  • Hewlett Packard Splits In Two

    Overnight news officially broke that Hewlett Packard Inc is to divide its business into two, focusing on PCs and printing through HP Inc and enterprise services and hardware through a company to be called Hewlett-Packard Enterprise.  Meg Whitman will run one (Hewlett-Packard Enterprise) and chair the other (HP Inc). The idea of spinning off parts… Read more »

  • EMC XtremIO Destructive Upgrade Demonstrates Architecture Matters

    News has emerged about a potential upgrade issue with the latest version of O/S code for the EMC XtremIO all-flash platform.  As discussed in this blog post, the upgrade to XIOS 3.0 is not simply disruptive but is destructive.  According to Chris Mellor’s post, the reason for the destructive nature of the upgrade is to… Read more »

  • VMworld 2014: VAIO – vSphere APIs for I/O Filtering

    One of the more interesting announcements at VMworld 2014 this year was a technology called VAIO or vSphere APIs for I/O Filtering.  This new feature was detailed in session TEX1492 (although I didn’t see it) and will allow 3rd party vendors to insert code in the form of a filter driver and deployed as a… Read more »

  • Why Have VVOLs Taken So Long to Deliver?

    Another VMworld has come and gone and still we haven’t seen the production deployment of VVOLs.  Just to recap, VVOLs are the evolution of the packaging of virtual machines that currently reside in data stores.  The main benefit is to be able to apply storage performance and availability policies to a VM object rather than… Read more »

  • Gartner Reveals Increasingly Irrelevant All Flash Array MQ

    Chris Mellor has posted a new ‘Register article that covers the inaugural Gartner Magic Quadrant for Solid State (or all-flash) Arrays.  It’s an interesting read, with EMC and Pure Storage topping the polls and IBM not far behind.  However as the use of flash within the enterprise has increased, the idea of a magic quadrant… Read more »

  • Another $140m for Nutanix as the Spectre of EVO Rises

    Today Nutanix Inc announced another (series E) round of funding from undisclosed investors to bring the total investment in the company to $312m (see Codex entry for Nutanix for details). There’s no doubting the timing of this announcement is no accident, coming in the same week that VMware announced it’s entry into the hyper-converged market with… Read more »

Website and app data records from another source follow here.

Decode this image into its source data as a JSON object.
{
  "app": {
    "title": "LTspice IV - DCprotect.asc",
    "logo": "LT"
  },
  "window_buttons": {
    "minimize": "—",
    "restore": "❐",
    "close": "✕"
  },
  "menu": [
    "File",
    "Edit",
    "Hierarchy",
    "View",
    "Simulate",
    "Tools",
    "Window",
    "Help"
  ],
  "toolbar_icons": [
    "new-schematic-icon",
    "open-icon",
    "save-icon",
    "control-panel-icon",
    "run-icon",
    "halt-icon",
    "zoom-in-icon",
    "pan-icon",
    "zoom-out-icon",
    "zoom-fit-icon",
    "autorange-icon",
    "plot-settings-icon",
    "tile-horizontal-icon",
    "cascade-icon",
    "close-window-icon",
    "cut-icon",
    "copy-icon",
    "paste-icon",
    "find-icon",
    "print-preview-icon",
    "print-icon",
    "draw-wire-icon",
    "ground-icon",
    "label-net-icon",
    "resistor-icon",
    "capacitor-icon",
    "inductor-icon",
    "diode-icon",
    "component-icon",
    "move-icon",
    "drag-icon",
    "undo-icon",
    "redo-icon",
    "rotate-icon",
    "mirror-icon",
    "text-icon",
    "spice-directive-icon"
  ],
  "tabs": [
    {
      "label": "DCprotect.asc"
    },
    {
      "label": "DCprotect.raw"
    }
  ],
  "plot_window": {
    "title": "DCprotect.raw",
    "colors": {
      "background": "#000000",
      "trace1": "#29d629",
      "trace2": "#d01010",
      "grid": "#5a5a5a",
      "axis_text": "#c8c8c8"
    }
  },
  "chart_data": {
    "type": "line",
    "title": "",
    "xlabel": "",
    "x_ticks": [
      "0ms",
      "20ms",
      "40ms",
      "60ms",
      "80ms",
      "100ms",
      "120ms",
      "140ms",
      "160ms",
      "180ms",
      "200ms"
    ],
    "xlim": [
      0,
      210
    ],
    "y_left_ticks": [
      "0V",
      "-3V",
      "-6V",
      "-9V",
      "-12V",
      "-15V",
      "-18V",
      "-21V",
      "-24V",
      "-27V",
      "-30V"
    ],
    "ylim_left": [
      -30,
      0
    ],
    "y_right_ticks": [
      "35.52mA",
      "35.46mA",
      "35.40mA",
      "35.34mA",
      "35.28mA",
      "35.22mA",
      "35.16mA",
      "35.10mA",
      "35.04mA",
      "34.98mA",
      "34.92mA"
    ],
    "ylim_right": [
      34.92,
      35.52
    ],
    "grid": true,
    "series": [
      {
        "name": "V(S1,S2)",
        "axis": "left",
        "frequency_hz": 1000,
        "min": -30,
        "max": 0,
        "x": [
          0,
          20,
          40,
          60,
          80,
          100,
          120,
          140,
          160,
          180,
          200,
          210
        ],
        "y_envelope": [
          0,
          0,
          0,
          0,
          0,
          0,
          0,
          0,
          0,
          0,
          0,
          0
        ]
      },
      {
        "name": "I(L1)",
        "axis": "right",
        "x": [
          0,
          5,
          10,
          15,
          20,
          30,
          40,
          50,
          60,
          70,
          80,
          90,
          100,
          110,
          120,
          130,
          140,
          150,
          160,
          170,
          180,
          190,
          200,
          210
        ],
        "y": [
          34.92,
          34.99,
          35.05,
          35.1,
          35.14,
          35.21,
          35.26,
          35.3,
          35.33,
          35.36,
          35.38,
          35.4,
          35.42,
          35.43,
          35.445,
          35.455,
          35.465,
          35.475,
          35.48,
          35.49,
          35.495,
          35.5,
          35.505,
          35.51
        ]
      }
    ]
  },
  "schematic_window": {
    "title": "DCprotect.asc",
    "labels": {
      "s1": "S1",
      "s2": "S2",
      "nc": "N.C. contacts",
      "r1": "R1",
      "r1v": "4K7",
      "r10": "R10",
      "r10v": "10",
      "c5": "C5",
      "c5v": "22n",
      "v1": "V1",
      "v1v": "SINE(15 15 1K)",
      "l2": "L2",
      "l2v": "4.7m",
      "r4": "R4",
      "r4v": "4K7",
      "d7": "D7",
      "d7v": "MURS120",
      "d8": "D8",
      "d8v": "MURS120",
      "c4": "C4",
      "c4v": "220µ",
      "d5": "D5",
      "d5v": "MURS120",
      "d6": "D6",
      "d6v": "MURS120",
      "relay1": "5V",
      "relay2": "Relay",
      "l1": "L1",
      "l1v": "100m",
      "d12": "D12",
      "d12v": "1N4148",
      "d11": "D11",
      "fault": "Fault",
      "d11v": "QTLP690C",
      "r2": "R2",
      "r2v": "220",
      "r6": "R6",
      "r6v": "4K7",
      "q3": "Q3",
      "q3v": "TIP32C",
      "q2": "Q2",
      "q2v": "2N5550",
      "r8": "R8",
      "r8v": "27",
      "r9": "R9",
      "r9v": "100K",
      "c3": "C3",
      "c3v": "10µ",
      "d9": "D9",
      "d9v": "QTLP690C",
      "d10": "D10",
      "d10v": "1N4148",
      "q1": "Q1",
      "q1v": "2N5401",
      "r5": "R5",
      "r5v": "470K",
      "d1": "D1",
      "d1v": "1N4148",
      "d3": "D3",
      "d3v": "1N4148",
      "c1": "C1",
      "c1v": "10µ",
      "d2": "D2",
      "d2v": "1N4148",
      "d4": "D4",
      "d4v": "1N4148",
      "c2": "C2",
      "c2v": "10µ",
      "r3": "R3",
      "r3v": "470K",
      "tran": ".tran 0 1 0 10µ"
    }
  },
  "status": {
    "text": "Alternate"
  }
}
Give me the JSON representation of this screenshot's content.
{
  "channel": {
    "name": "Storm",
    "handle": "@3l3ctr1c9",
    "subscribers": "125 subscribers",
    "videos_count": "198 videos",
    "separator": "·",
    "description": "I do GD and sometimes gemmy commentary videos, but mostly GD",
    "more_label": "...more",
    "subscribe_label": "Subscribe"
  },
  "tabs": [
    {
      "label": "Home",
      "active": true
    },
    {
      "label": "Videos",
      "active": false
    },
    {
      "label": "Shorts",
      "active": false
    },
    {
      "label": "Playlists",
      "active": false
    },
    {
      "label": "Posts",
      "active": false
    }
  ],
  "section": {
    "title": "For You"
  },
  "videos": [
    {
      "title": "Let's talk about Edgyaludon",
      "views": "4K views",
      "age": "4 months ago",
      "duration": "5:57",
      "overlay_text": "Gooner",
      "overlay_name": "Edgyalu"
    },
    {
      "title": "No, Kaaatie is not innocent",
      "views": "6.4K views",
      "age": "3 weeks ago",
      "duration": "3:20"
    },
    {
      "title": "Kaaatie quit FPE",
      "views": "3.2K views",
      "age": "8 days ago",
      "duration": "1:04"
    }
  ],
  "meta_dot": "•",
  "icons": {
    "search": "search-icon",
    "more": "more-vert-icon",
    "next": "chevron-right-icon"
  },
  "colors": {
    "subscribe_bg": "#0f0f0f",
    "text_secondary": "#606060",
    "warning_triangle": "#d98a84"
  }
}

  • VMware Announces EVO – Hyper-Converged Reference Architectures

    The big announcement so far at VMworld 2014 is the final emergence a new reference architecture called EVO and what was covertly known as Project Mystic or Marvin.  EVO is VMware’s hyper-converged offering to take on the likes of Nutanix, Simplivity and Scale Computing. It’s obvious that VMware sees the idea of hyper-converged solutions as… Read more »